Preparing to Rise at the Artisan Center of VA Conference

 

 

This weekend I am going to be attending my first conference as an artist. I have signed up with the Artisan Center of Virginia’s Conference in Roanoke called “Rising Beyond Expectations”. I have been impressed so far with the energy of the Artisan Center’s efforts to help the artists and craftspeople of our state. I think they are realizing that we have a population of craftspeople that can add to the economy and add to the ability to create jobs and products here in the US. The conference is going to offer workshops that I hope to gain some insight as to how to continue to grow my business and market my work.

The artisan trail that our county is implementing in partnership with the Artisan Center and our own tourism department will help both Agri-artisans as well as craft persons to promote their businesses. Many of these workshops will address some of the issues that a artisan will be confronted with to get involved with this new adventure. I am really excited to get this going and to be involved with this county wide project.

 

WORKSHOPS FOR EVERYONE: ….artists, artisans, agri-artisans, entrepreneurs and all who desire to take their endeavors to the next level!

The New Horizon Is A Designer’s World: An engaging Panel Discussion with James Thurman- North Texas University, Alison   Pack- Radford University & Jennifer Anderson- Hollins University.

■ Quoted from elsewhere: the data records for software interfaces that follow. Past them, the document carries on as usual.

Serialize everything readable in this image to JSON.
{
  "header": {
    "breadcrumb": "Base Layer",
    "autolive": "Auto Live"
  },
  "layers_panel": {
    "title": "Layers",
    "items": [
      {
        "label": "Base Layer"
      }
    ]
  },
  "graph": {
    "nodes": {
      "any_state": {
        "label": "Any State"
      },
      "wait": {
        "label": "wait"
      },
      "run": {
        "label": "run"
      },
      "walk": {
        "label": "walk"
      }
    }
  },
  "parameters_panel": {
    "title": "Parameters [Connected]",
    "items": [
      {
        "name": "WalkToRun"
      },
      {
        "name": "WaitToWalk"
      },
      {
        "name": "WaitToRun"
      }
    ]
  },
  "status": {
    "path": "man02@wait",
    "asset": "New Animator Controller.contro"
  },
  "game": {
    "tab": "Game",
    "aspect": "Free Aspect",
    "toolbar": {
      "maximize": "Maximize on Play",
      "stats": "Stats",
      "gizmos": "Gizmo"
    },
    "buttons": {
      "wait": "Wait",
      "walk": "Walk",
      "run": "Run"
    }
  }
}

“There is Art in Marketing” Sandra Tanner, Virginia Tourism Corporation: Marketing plans made easy and lots of great insights and tips for reaching your markets.

“The NoBS Guide to Networking” with Sarah Beth Jones, Nary Ordinary Business Services: Discuss why networking is important, where and when networking happens, and how to find your comfort zone in situations that can sometimes feel daunting.

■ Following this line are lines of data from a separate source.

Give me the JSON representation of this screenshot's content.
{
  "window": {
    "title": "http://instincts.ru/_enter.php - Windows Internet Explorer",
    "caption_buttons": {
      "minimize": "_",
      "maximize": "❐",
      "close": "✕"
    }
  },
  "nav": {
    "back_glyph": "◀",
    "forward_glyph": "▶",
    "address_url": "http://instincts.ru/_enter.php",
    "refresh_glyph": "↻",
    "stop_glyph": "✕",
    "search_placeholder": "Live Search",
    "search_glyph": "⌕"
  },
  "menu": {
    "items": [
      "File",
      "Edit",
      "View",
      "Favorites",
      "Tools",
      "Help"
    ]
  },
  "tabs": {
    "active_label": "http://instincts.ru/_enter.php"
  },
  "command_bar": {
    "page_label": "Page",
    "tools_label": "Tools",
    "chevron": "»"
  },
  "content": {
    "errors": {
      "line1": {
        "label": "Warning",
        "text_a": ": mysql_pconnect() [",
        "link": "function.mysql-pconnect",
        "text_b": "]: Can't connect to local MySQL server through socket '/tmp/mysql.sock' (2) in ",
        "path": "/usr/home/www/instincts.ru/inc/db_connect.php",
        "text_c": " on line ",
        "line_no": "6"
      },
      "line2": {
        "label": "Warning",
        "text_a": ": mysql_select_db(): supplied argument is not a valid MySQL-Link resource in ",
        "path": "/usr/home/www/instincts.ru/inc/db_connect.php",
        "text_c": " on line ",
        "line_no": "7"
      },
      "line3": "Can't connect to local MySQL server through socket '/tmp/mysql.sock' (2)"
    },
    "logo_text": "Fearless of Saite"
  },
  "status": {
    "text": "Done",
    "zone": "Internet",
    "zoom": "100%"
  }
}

“Etsy 101” – with Vanessa Bertozzi, Etsy: Learn how to become part of a global market place in a vibrant community of 15 million buyers and creative businesses.

“A Gardener’s Odyssey: From Clay to Food ” with Jim Kvach, Master Gardiner: Find out how one gardener managed to change clay into food where clay is abundant and top soil thin in this informative and upbeat conveyance of lessons learned.

“Entrepreneurs, Artisans and Taxes: Can we all get along?” with Dennis Peltier, EA:  Find out the answers to your burning tax related questions.

“Educating & Inspiring the Next Artisan Generation” with Alison Pack, Radford University: Through the eyes and experiences of students at the Governor’s School as told thru images and narrative in this vibrant discussion of the importance of educating Virginia youth about contemporary craft.

“The Demo – Educating the Public and Customer Service with Fun in Creativity and Affinity” with Judy Ligon, Ligon Art:  Explore the importance of doing a demo as a means to engage public in what you love to do in this hands-on workshop.

“Art As A Business” with Marc Willson, Small Business Development Association: Are you ready to sell your work? Find out how to show your work in ways to make people want to buy it and how to talk and write about it in order to make it more appealing.

“Artisan Trails of Southwest Virginia Viewshed” with Debby Loggins, Round the Mountain: After Creating fifteen artisan trails throughout the 8,624 square miles defined as Southwest Virginia was a challenge three years in the making. What’s next?

“Pricing Your Work” with Neva Bryan, Round the Mountain: Discover why pricing is important, the psychology of pricing and a step-by-step to pricing your products.

“Think It! Ink It! The Craft and Art of Printmaking” with Jennifer Anderson, Hollins University: Join in a conversation on fine art printmaking….the history, types of print and how contemporary artists make art and develop community through printmaking.

“Global, Social, Mobile, Local – How Going Green Doesn’t Mean Going Into the Red” with Helen Nunley, Pretty Good Designs: Going digital and paperless no longer means spending tons of money. Learn about some of the many choices of free or inexpensive solutions from which to choose to help you and your business “go green.”

“The Artisan Mosh Pit”: A special session where you are invited to voice your questions, concerns and suggestions for a facilitated discussion with tourism, economic development, arts and cultural community leaders.